Say you’re creating a fraud detection engine using a popular machine learning system in a public cloud. First you create the data set used to train the model: in this case, millions of transactional records with the fraudulent transactions labeled. This allows the model to learn what’s likely fraudulent and what isn’t. Of course, there are different types of training data, some labeled, some not.
Once trained, the model may indeed continue training by learning what’s likely fraudulent and not through experience learning. Indeed, if you had the time, the model could train itself over time by monitoring transactions that humans or other systems mark fraudulent.
What strikes me about this approach to AI training is that you need a sound training data set.
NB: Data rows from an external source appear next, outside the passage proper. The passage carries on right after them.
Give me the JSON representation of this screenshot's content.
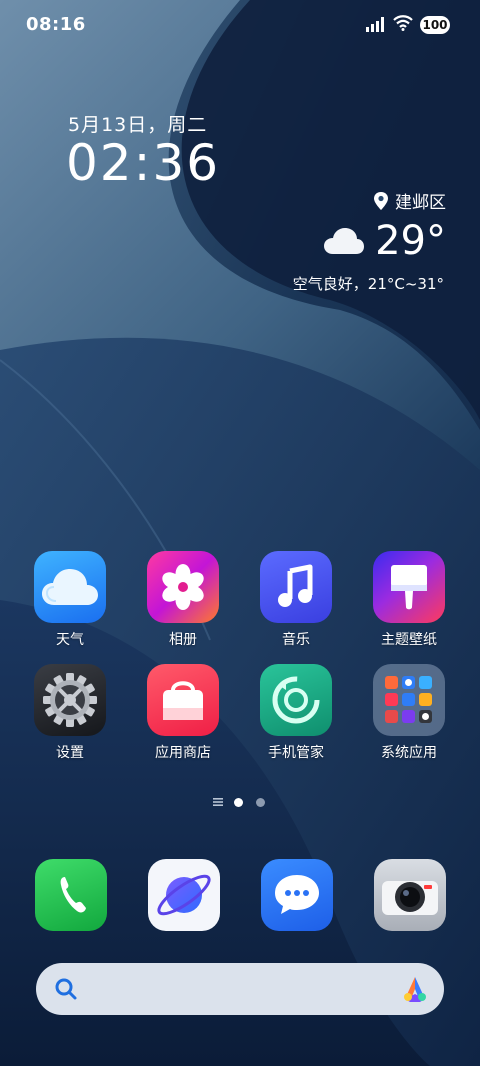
{
  "status_bar": {
    "time": "08:16",
    "battery": "100",
    "signal_icon": "signal-bars-icon",
    "wifi_icon": "wifi-icon"
  },
  "clock_widget": {
    "date": "5月13日，周二",
    "time": "02:36"
  },
  "weather_widget": {
    "location": "建邺区",
    "temperature": "29°",
    "detail": "空气良好，21°C~31°",
    "condition_icon": "cloud-icon"
  },
  "apps": [
    {
      "label": "天气",
      "icon": "weather-app-icon"
    },
    {
      "label": "相册",
      "icon": "gallery-app-icon"
    },
    {
      "label": "音乐",
      "icon": "music-app-icon"
    },
    {
      "label": "主题壁纸",
      "icon": "themes-app-icon"
    },
    {
      "label": "设置",
      "icon": "settings-app-icon"
    },
    {
      "label": "应用商店",
      "icon": "app-store-icon"
    },
    {
      "label": "手机管家",
      "icon": "phone-manager-icon"
    },
    {
      "label": "系统应用",
      "icon": "system-apps-folder-icon"
    }
  ],
  "page_indicator": {
    "pages": 2,
    "current_page": 1
  },
  "dock": [
    {
      "icon": "phone-app-icon"
    },
    {
      "icon": "browser-app-icon"
    },
    {
      "icon": "messages-app-icon"
    },
    {
      "icon": "camera-app-icon"
    }
  ],
  "search_bar": {
    "search_icon": "search-icon",
    "assistant_icon": "ai-assistant-icon"
  },
  "colors": {
    "accent": "#2b8ff5",
    "search_bg": "#dbe2ec",
    "active_dot": "#ffffff",
    "inactive_dot": "#8d9bb0"
  }
}
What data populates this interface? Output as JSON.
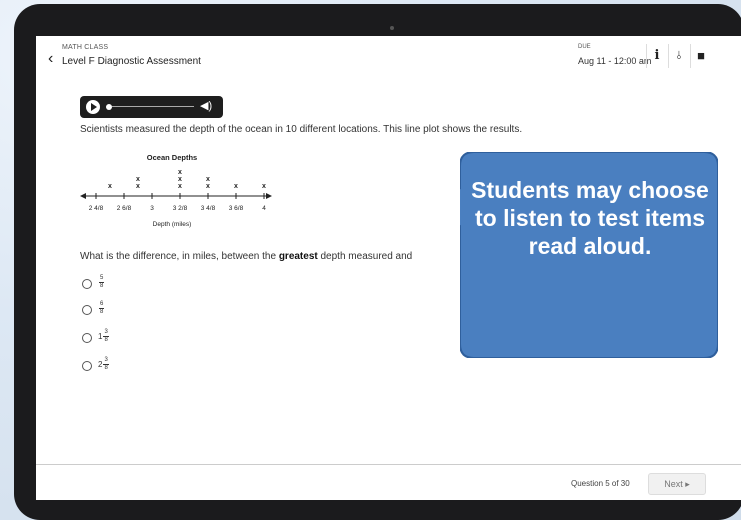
{
  "header": {
    "course": "MATH CLASS",
    "title": "Level F Diagnostic Assessment",
    "due_label": "DUE",
    "due_date": "Aug 11 - 12:00 am",
    "icons": [
      "info-icon",
      "paperclip-icon",
      "comment-icon"
    ]
  },
  "audio": {
    "icons": [
      "play-icon",
      "volume-icon"
    ]
  },
  "prompt": "Scientists measured the depth of the ocean in 10 different locations. This line plot shows the results.",
  "chart_data": {
    "type": "line plot",
    "title": "Ocean Depths",
    "xlabel": "Depth (miles)",
    "ticks": [
      "2 4/8",
      "2 6/8",
      "3",
      "3 2/8",
      "3 4/8",
      "3 6/8",
      "4"
    ],
    "x_values": [
      2.625,
      2.875,
      3.25,
      3.5,
      3.75,
      4.0
    ],
    "counts": [
      1,
      2,
      3,
      2,
      1,
      1
    ],
    "marker": "x"
  },
  "question": {
    "before": "What is the difference, in miles, between the ",
    "bold": "greatest",
    "after": " depth measured and"
  },
  "choices": [
    {
      "whole": "",
      "num": "5",
      "den": "8"
    },
    {
      "whole": "",
      "num": "6",
      "den": "8"
    },
    {
      "whole": "1",
      "num": "3",
      "den": "8"
    },
    {
      "whole": "2",
      "num": "3",
      "den": "8"
    }
  ],
  "footer": {
    "question_count": "Question 5 of 30",
    "next_label": "Next"
  },
  "callout": {
    "text": "Students may choose to listen to test items read aloud.",
    "color": "#4a7fc0"
  }
}
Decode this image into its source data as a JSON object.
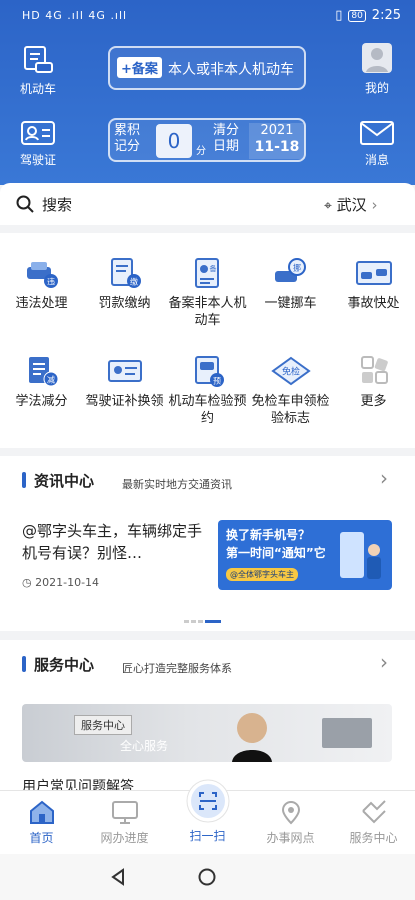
{
  "status_bar": {
    "left": "HD 4G .ıll 4G .ıll",
    "battery": "80",
    "time": "2:25"
  },
  "header": {
    "vehicle_label": "机动车",
    "mine_label": "我的",
    "license_label": "驾驶证",
    "message_label": "消息",
    "record_tag": "+备案",
    "record_text": "本人或非本人机动车",
    "points_label": "累积记分",
    "points_value": "0",
    "points_unit": "分",
    "clear_label": "清分日期",
    "clear_year": "2021",
    "clear_date": "11-18"
  },
  "search": {
    "label": "搜索",
    "city": "武汉"
  },
  "services": [
    "违法处理",
    "罚款缴纳",
    "备案非本人机动车",
    "一键挪车",
    "事故快处",
    "学法减分",
    "驾驶证补换领",
    "机动车检验预约",
    "免检车申领检验标志",
    "更多"
  ],
  "news": {
    "title": "资讯中心",
    "subtitle": "最新实时地方交通资讯",
    "article_title": "@鄂字头车主，车辆绑定手机号有误？别怪…",
    "article_date": "2021-10-14",
    "banner_line1": "换了新手机号？",
    "banner_line2": "第一时间“通知”它",
    "banner_tag": "@全体鄂字头车主"
  },
  "service_center": {
    "title": "服务中心",
    "subtitle": "匠心打造完整服务体系",
    "banner_tag": "服务中心",
    "banner_text": "全心服务",
    "faq": "用户常见问题解答"
  },
  "nav": [
    "首页",
    "网办进度",
    "扫一扫",
    "办事网点",
    "服务中心"
  ]
}
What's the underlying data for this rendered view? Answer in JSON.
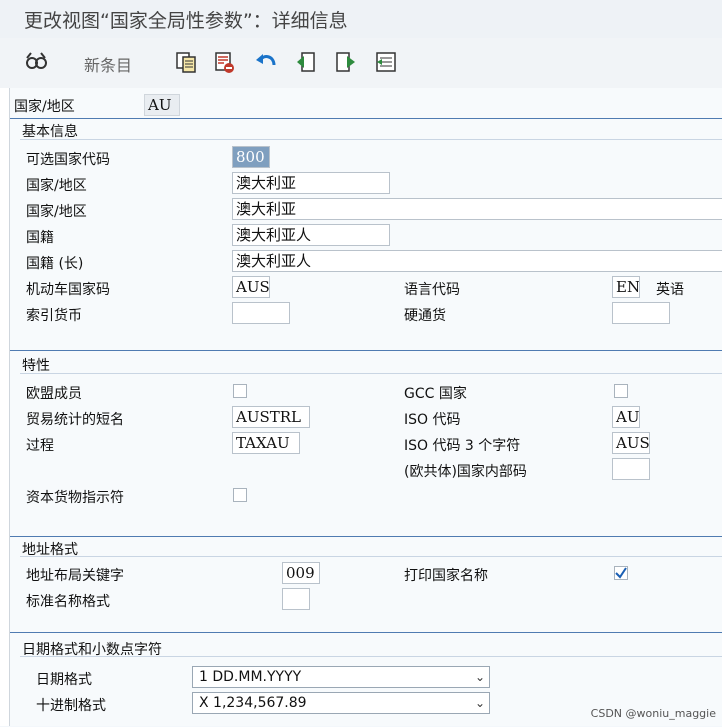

In some cases, it can be obtained from open or proprietary training data brokers. In most instances, you format your own data to train the machine learning model. However, what if other trained machine learning models could train models, anywhere and any time?
The idea is not new. Since the advent of AI we’ve toyed with the idea of having one AI engine teach another, either by sharing training data or, better yet, sharing knowledge and experience through direct, automatic interaction. Having one AI engine mentor yours provides outside experience and thus makes the AI model more valuable and effective.
This is easier said than done. Machine learning engines typically don’t talk to each other, even if they are the same software. They are designed from the ground up to be stand-alone learners and interact with non-AI systems or humans. However, inter-AI engine training is on most vendor radar screens.
Lately I’m seeing a few key trends that could change the game:
- First, is the use of on-demand or SaaS-based AI engines that can interact with other AI engines within a public cloud or on-premises. You can think of these as SaaS clouds that specialize in teaching other AI engines about a specific set of skills, everything from spotting fraudulent transactions, to medical diagnostics, to machine maintenance, and more.
- Second, AI engines are able to combine with your taught models, creating an AI superbrain of sorts, not only providing global experiences outside of your domain but combining with your own training data to provide local and global experiences.
I’m bringing this up now because most enterprises need to be aware of these trends if they want to get more value out of AI, including machine learning and deep learning. Moreover, many enterprises are running into a wall of not having enough training data to make machine learning functional. This could be a good way to solve both problems.